From the Editors
The first presidential election following a popular uprising celebrated for giving Egyptians their voice back is not as glorious and exciting as it was expected to be. Instead, it’s marked by fear and disappointment. Having learned throughout the last year and a half that there’s no room for dreamy revolutionary aspirations in the world of electoral politics, most people seem to be choosing their candidate out of fear of the alternatives rather than conviction in their ...Keep Reading »
A little over a year after becoming a national symbol of unity, Tahrir Square has become a very lonely place. Amid the complete absence of the state in the iconic square, those who chose to continue residing in it feel abandoned and isolated. The public often blames the square’s residents for harming the revolution that they say they’ve been camping out in the street for months to save. Most of those who filled Tahrir last year to force then President Hosni Mubarak to step ...Keep Reading »
Disappointed but not surprised, lawyers and supporters of Samira Ibrahim blamed a verdict issued Sunday acquitting the military doctor that Ibrahim accused of carrying out a so-called “virginity test” on her and six other women last year on the fact that the case was heard in the military judiciary. Following the verdict, Amnesty International issued a statement saying this is proof of the military judiciary’s incapability to handle human rights violations. “This ...Keep Reading »
Heba Afify writes for Egypt Independent.

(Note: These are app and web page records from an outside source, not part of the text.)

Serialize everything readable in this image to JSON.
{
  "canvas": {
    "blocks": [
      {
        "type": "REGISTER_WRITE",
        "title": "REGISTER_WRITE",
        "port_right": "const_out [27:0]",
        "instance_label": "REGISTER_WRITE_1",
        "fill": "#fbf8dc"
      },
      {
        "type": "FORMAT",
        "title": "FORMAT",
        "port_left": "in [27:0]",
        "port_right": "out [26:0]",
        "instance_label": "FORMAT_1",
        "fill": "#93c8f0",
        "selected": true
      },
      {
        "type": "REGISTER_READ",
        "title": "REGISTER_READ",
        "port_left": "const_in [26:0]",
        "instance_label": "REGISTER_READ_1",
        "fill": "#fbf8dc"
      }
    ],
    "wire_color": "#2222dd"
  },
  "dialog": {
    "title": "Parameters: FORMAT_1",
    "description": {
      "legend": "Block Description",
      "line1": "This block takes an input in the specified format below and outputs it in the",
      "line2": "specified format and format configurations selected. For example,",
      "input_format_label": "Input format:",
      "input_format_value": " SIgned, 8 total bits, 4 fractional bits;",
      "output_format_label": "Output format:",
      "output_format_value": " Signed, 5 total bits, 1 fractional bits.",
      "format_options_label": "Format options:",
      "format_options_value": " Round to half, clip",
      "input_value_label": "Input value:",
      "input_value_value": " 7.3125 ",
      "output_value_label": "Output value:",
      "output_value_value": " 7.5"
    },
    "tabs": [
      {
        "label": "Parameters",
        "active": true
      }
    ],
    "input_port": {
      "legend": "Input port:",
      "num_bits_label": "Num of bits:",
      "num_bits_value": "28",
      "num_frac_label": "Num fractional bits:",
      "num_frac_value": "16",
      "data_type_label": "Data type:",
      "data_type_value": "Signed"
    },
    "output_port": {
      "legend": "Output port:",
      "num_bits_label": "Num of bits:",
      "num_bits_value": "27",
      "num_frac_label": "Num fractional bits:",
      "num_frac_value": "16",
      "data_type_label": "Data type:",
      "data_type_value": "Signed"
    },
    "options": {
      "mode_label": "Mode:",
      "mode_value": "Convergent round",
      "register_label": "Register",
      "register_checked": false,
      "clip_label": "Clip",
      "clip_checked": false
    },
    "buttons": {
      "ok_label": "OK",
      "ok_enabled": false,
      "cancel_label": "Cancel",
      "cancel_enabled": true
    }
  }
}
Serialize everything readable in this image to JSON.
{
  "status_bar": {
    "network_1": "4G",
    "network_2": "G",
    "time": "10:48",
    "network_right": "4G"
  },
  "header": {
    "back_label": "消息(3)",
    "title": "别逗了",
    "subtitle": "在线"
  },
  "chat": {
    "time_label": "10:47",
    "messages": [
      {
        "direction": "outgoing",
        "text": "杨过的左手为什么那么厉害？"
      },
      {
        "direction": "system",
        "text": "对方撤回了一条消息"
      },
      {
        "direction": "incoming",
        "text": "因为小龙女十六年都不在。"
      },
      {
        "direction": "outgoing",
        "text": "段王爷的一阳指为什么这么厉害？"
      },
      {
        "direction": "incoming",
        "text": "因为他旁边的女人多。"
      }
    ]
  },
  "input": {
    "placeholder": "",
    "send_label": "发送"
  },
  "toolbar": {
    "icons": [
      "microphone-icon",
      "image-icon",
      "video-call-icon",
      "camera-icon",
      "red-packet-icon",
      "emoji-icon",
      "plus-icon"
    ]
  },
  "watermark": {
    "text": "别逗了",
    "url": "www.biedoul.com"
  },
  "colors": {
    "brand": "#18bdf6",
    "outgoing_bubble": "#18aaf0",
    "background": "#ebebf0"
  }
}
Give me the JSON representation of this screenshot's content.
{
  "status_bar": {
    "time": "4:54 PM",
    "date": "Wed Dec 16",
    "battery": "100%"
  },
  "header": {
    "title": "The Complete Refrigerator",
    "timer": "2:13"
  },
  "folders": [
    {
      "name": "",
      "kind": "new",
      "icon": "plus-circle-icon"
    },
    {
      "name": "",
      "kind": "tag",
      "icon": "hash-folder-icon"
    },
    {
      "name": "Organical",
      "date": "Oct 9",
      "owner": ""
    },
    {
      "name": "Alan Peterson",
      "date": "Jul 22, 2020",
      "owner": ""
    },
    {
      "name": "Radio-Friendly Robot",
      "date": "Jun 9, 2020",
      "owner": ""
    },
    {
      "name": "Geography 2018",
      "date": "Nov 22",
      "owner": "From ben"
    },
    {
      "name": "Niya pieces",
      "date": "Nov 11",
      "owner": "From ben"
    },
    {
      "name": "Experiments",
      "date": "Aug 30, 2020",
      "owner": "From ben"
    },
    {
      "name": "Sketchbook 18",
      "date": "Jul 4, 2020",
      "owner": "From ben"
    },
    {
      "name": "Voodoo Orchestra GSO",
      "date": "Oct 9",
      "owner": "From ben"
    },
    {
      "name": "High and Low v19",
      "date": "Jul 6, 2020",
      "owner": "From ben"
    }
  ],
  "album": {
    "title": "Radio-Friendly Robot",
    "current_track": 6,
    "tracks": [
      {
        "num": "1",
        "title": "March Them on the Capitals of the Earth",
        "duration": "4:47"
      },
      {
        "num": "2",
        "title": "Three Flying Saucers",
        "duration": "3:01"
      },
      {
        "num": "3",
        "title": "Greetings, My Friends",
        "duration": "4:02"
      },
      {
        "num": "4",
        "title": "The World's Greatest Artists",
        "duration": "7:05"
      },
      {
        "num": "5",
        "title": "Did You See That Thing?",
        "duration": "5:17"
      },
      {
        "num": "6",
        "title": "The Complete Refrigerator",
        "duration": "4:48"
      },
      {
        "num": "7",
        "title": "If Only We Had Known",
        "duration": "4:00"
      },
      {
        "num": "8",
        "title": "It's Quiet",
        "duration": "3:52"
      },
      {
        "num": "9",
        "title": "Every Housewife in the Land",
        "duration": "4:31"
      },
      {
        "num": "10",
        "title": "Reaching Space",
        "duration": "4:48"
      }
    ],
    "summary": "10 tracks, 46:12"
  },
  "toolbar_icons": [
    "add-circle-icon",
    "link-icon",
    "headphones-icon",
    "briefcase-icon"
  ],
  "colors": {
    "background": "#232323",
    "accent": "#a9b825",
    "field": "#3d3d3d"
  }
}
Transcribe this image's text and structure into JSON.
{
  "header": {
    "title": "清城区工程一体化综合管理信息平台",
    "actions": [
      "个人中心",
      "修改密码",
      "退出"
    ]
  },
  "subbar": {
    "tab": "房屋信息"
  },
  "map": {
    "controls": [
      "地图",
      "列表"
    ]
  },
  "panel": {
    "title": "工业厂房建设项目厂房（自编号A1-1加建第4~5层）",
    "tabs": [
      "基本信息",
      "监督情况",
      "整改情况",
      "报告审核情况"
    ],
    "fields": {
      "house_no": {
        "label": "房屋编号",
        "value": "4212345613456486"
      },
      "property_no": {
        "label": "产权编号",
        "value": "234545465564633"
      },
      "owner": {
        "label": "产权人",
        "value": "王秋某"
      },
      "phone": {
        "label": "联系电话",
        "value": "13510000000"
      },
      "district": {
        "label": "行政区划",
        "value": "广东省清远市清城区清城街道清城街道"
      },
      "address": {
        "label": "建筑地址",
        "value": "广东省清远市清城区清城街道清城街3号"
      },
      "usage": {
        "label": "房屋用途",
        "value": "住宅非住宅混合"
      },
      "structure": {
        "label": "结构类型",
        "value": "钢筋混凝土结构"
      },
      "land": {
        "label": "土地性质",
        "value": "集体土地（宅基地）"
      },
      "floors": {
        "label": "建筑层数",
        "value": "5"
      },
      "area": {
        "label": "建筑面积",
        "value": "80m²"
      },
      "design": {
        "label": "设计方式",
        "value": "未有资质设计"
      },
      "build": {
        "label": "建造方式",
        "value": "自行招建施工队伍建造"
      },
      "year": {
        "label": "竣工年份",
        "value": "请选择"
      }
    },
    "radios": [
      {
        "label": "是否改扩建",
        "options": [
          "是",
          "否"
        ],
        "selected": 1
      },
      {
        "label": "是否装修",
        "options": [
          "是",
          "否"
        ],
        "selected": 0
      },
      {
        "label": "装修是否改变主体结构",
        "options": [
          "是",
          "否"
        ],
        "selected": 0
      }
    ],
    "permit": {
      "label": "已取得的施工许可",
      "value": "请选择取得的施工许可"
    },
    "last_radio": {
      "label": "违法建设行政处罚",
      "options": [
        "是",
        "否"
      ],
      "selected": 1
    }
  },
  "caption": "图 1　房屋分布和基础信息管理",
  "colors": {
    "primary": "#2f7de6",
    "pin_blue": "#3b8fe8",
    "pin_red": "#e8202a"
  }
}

"I am distressed by the increasingly popular rhetoric among some South Asians in the US diaspora, who simplistically fault the “Western” embrace and “white” appropriation of the yoga that belongs to “our culture.”.. They have used this power to erase or appropriate from the richly-diverse indigenous and local spiritual practices of people into their brahmanical form of Hinduism."click | email | tweet